**Exercise instructions:**
Copy out every line of the data that follows, exactly.

**Supplied data:**
····················

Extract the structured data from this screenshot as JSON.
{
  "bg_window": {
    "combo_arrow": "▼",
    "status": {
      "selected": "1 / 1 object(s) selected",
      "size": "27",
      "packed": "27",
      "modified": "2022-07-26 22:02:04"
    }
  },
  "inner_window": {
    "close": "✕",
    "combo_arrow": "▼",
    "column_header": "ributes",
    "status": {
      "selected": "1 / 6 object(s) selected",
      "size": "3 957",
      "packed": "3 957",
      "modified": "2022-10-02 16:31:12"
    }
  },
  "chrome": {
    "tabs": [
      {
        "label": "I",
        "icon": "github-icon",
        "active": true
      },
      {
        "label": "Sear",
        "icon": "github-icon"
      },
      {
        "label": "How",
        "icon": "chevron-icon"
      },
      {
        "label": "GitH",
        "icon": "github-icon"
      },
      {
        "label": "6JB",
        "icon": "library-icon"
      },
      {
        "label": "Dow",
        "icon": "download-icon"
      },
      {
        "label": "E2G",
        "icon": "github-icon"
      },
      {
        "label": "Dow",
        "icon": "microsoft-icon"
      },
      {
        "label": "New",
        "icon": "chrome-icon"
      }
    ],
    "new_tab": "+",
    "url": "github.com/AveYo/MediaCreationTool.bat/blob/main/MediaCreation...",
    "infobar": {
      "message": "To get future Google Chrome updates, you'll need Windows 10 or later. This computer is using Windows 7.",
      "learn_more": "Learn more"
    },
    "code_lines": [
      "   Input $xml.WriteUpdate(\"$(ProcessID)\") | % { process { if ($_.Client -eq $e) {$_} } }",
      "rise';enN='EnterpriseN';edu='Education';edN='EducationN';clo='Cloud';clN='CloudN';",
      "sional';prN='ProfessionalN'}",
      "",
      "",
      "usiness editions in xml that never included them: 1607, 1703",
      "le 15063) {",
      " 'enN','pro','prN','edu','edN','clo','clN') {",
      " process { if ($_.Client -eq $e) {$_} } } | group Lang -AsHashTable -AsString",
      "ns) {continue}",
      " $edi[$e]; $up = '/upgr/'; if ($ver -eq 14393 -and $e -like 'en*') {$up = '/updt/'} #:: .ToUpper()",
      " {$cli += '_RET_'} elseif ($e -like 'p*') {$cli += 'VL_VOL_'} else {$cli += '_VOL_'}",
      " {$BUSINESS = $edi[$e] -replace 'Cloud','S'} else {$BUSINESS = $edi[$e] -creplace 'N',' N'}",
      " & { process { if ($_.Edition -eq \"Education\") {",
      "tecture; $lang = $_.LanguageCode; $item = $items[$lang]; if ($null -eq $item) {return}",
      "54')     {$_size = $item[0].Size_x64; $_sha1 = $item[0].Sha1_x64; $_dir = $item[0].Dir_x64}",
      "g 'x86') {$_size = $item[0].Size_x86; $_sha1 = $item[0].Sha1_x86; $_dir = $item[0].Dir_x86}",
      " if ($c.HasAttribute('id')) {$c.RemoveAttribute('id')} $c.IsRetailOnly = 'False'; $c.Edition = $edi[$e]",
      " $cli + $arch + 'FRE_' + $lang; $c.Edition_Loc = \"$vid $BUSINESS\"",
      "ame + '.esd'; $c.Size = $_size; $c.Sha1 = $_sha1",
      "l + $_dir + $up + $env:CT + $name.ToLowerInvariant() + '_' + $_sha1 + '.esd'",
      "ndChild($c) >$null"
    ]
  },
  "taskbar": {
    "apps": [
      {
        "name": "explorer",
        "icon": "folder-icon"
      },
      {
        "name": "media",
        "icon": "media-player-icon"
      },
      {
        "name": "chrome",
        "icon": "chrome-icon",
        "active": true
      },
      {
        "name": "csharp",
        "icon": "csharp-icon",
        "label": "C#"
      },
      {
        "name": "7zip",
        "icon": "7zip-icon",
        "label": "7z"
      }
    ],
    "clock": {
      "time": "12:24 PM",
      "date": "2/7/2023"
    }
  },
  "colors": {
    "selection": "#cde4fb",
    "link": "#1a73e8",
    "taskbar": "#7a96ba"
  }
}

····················

**Reply to the exercise:**
Extract the structured data from this screenshot as JSON.
{
  "bg_window": {
    "combo_arrow": "▼",
    "status": {
      "selected": "1 / 1 object(s) selected",
      "size": "27",
      "packed": "27",
      "modified": "2022-07-26 22:02:04"
    }
  },
  "inner_window": {
    "close": "✕",
    "combo_arrow": "▼",
    "column_header": "ributes",
    "status": {
      "selected": "1 / 6 object(s) selected",
      "size": "3 957",
      "packed": "3 957",
      "modified": "2022-10-02 16:31:12"
    }
  },
  "chrome": {
    "tabs": [
      {
        "label": "I",
        "icon": "github-icon",
        "active": true
      },
      {
        "label": "Sear",
        "icon": "github-icon"
      },
      {
        "label": "How",
        "icon": "chevron-icon"
      },
      {
        "label": "GitH",
        "icon": "github-icon"
      },
      {
        "label": "6JB",
        "icon": "library-icon"
      },
      {
        "label": "Dow",
        "icon": "download-icon"
      },
      {
        "label": "E2G",
        "icon": "github-icon"
      },
      {
        "label": "Dow",
        "icon": "microsoft-icon"
      },
      {
        "label": "New",
        "icon": "chrome-icon"
      }
    ],
    "new_tab": "+",
    "url": "github.com/AveYo/MediaCreationTool.bat/blob/main/MediaCreation...",
    "infobar": {
      "message": "To get future Google Chrome updates, you'll need Windows 10 or later. This computer is using Windows 7.",
      "learn_more": "Learn more"
    },
    "code_lines": [
      "   Input $xml.WriteUpdate(\"$(ProcessID)\") | % { process { if ($_.Client -eq $e) {$_} } }",
      "rise';enN='EnterpriseN';edu='Education';edN='EducationN';clo='Cloud';clN='CloudN';",
      "sional';prN='ProfessionalN'}",
      "",
      "",
      "usiness editions in xml that never included them: 1607, 1703",
      "le 15063) {",
      " 'enN','pro','prN','edu','edN','clo','clN') {",
      " process { if ($_.Client -eq $e) {$_} } } | group Lang -AsHashTable -AsString",
      "ns) {continue}",
      " $edi[$e]; $up = '/upgr/'; if ($ver -eq 14393 -and $e -like 'en*') {$up = '/updt/'} #:: .ToUpper()",
      " {$cli += '_RET_'} elseif ($e -like 'p*') {$cli += 'VL_VOL_'} else {$cli += '_VOL_'}",
      " {$BUSINESS = $edi[$e] -replace 'Cloud','S'} else {$BUSINESS = $edi[$e] -creplace 'N',' N'}",
      " & { process { if ($_.Edition -eq \"Education\") {",
      "tecture; $lang = $_.LanguageCode; $item = $items[$lang]; if ($null -eq $item) {return}",
      "54')     {$_size = $item[0].Size_x64; $_sha1 = $item[0].Sha1_x64; $_dir = $item[0].Dir_x64}",
      "g 'x86') {$_size = $item[0].Size_x86; $_sha1 = $item[0].Sha1_x86; $_dir = $item[0].Dir_x86}",
      " if ($c.HasAttribute('id')) {$c.RemoveAttribute('id')} $c.IsRetailOnly = 'False'; $c.Edition = $edi[$e]",
      " $cli + $arch + 'FRE_' + $lang; $c.Edition_Loc = \"$vid $BUSINESS\"",
      "ame + '.esd'; $c.Size = $_size; $c.Sha1 = $_sha1",
      "l + $_dir + $up + $env:CT + $name.ToLowerInvariant() + '_' + $_sha1 + '.esd'",
      "ndChild($c) >$null"
    ]
  },
  "taskbar": {
    "apps": [
      {
        "name": "explorer",
        "icon": "folder-icon"
      },
      {
        "name": "media",
        "icon": "media-player-icon"
      },
      {
        "name": "chrome",
        "icon": "chrome-icon",
        "active": true
      },
      {
        "name": "csharp",
        "icon": "csharp-icon",
        "label": "C#"
      },
      {
        "name": "7zip",
        "icon": "7zip-icon",
        "label": "7z"
      }
    ],
    "clock": {
      "time": "12:24 PM",
      "date": "2/7/2023"
    }
  },
  "colors": {
    "selection": "#cde4fb",
    "link": "#1a73e8",
    "taskbar": "#7a96ba"
  }
}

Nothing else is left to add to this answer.